On June 1st, the founders of ClickMedix and DC Greens combined forces and launched their big innovation — a mobile app and digital platform that allows low-income, Washington, DC residents to redeem vouchers prescribed by doctors for fruits and vegetables at local farmers’ markets. Both ladies would be the first to admit that these types of voucher programs exist in other cities. What they would say does not exist, however, is the kind of technological pairing that allows for cross-sector collaboration and data analysis — a key piece of the empowerment formula that many government, clinical and nonprofit agencies trying to transform health services are hungry for.
I remember the first time I heard this word I hoped that being one is not as hard as pronouncing it. When we are little angels (kids), all we dream of is growing up to be distinguished doctors, creative engineers, innovative teachers or even inspiring artists. But how many of us ever aspired to be an entrepreneur? My guess is, not many. Perhaps the reason is that we, as Arabs and especially Syrians who are residing in the Arab shell, still lack role models of successful Syrian entrepreneurs. A lack of mentors and hardship in accessing information are other reasons to build a more solid brick in front of our high ambitions.
Today’s youth have a truly revolutionary outlook on the world of work. They are ‘transformational leaders‘ who have an unique view that is firmly entrenched in the belief that anyone can make meaningful change in society over time. Young men and women are becoming active social entrepreneurs or joining start-ups, as well as taking roles in businesses, government, and civil society organizations to help transform them from the inside out.
Every year, the Global Entrepreneurship Congress gathers together thousands of entrepreneurs, investors, researchers, policymakers and other startup champions from more than 160 countries to identify new ways of helping founders start and scale new ventures around the world. At the weeklong GEC, delegates make connections, gain insights, learn about new research, and leave ready to renew their programs, policy ideas or firm founder skills.
As a growing economy, Sri Lanka needs to focus more on service sector involvement. Higher involvement in the service sector will enable the economy to improve in every factor, for example in employment opportunities, higher disposable income etc. For the growth of the Sri Lankan economy, the youth of the country needs to contribute to this higher involvement. This is currently not the case (NHDR 2014). Youth who are based in the North, North Central and Eastern Provinces, are contributing at a low level to economic development in the service sector. If policy developers can develop a solution to empower and enlighten the youth, their contribution would be higher.

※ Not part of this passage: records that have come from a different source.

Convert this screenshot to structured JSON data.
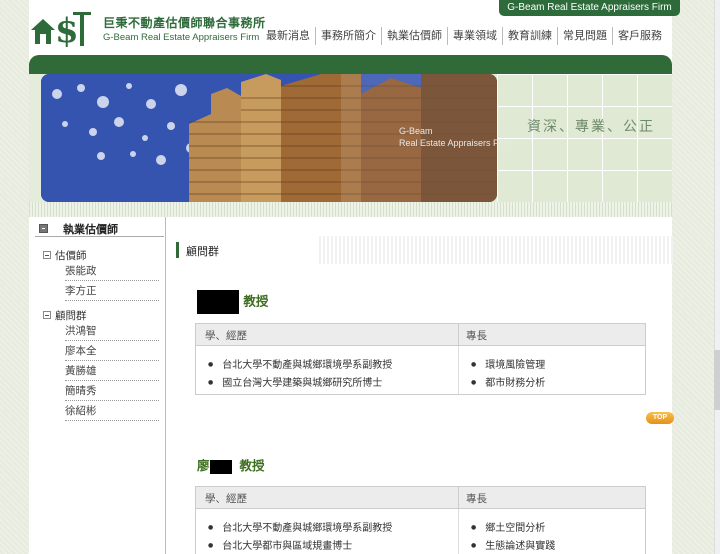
{
  "header": {
    "badge": "G-Beam Real Estate Appraisers Firm",
    "logo_cn": "巨秉不動產估價師聯合事務所",
    "logo_en": "G-Beam Real Estate Appraisers Firm"
  },
  "nav": {
    "items": [
      "最新消息",
      "事務所簡介",
      "執業估價師",
      "專業領域",
      "教育訓練",
      "常見問題",
      "客戶服務"
    ]
  },
  "banner": {
    "slogan": "資深、專業、公正",
    "title": "G-Beam",
    "subtitle": "Real Estate Appraisers Firm"
  },
  "sidebar": {
    "heading": "執業估價師",
    "groups": [
      {
        "label": "估價師",
        "items": [
          "張能政",
          "李方正"
        ]
      },
      {
        "label": "顧問群",
        "items": [
          "洪鴻智",
          "廖本全",
          "黃勝雄",
          "簡晴秀",
          "徐紹彬"
        ]
      }
    ]
  },
  "content": {
    "section_title": "顧問群",
    "people": [
      {
        "name_prefix": "",
        "title": "教授",
        "col_history": "學、經歷",
        "col_specialty": "專長",
        "history": [
          "台北大學不動產與城鄉環境學系副教授",
          "國立台灣大學建築與城鄉研究所博士"
        ],
        "specialty": [
          "環境風險管理",
          "都市財務分析"
        ]
      },
      {
        "name_prefix": "廖",
        "title": "教授",
        "col_history": "學、經歷",
        "col_specialty": "專長",
        "history": [
          "台北大學不動產與城鄉環境學系副教授",
          "台北大學都市與區域規畫博士"
        ],
        "specialty": [
          "鄉土空間分析",
          "生態論述與實踐"
        ]
      }
    ],
    "top_button": "TOP"
  }
}
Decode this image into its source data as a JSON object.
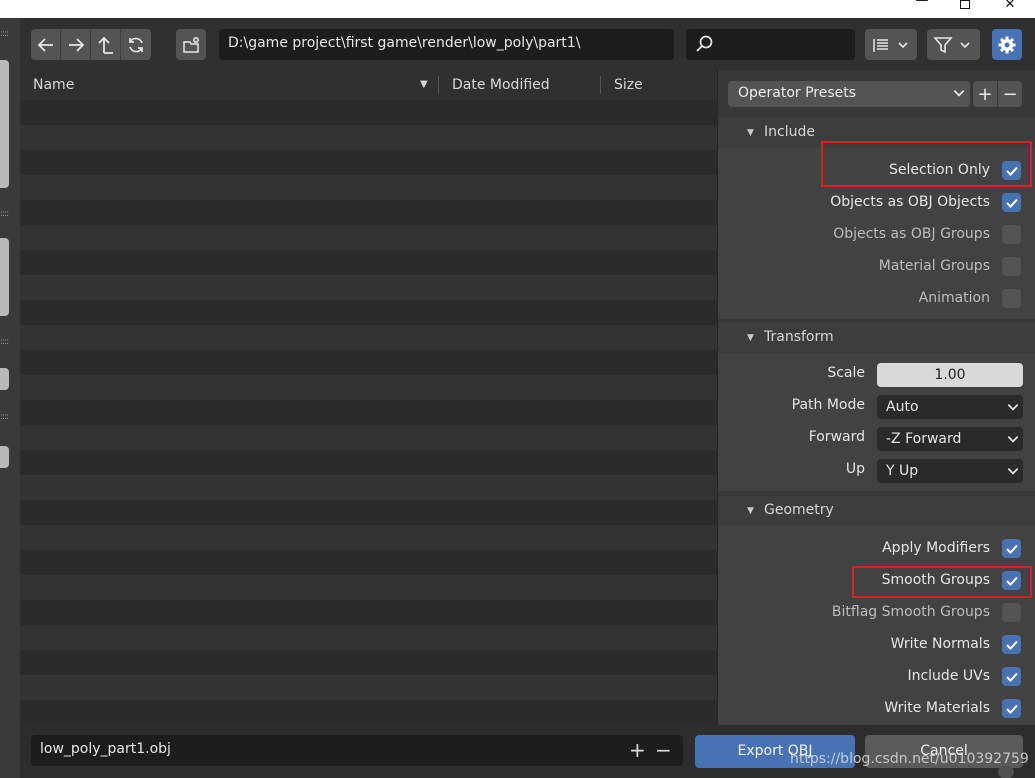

Each year, more than 100,000 new jobseekers enter the already saturated job market. In Benin, 70 percent of people between 15 and 29 years old are underemployed, and this age group accounts for approximately 60 percent of the active population. In response UNDP and the Government of Benin have implemented two projects. Business Promotion Centres (BPCs) train and advise young entrepreneurs on starting their own businesses and participating in job-creating and income-generating activities, while the project to promote agricultural entrepreneurship introduces young people to organic farming, agri-food processing and the management of natural resources.
To mark International Youth Day 2016, on 12 August, the first-ever Australian National Youth Development Index report has been launched with support from the Commonwealth Secretariat. The index measures the situation for 6.3 million young people aged 10 to 29 in Australia, and examines changes between 2006 and 2015 across five domains: education, health and well-being, employment, civic participation and political participation.
Entrepreneurs’ Organisation Global Student Entrepreneur Awards
The Entrepreneurs’ Organization’s Global Student Entrepreneur Awards (GSEA) is the premier global competition for student entrepreneurs who actively run a business. EO GSEA is an exclusive opportunity for student entrepreneurs to make connections, find resources, and grow their businesses. The local chapters Entrepreneurs’ Organization (EO) will host live competitions at the local, regional or national level, which will serve as a qualifying event for GSEA Finals in Bangkok, Thailand. The live competition is reserved for undergraduate students (pursuing a bachelor's degree) only.
The 2017 Fellowship will take place from January – December 2017. As a Fellow, you’ll be a part of an exclusive community of up-and-coming innovators and changemakers representing diverse backgrounds, industries and schools from across the country. Applicants should be a founding member who is a decision maker of a startup. Whether you are currently running a business or developing your idea, all startup stages are eligible. We are looking for the best of the best!
In its drive towards economic diversification and sustainable growth, Kuwait is focusing on the entrepreneurial spirit, business acumen, and trading heritage of its people to attract foreign investment. Yet getting innovative ideas off the ground remains difficult for many young entrepreneurs, as home businesses are illegal in the country. In an economy where the public sector remains the primary employer, Kuwaiti youth are constantly exploring new entrepreneurial avenues through home businesses. Home businesses “allow young people and their ideas entry into the market with low risks,” explains Nasser Al Sulaihim, a youth member of Legalize Kuwait.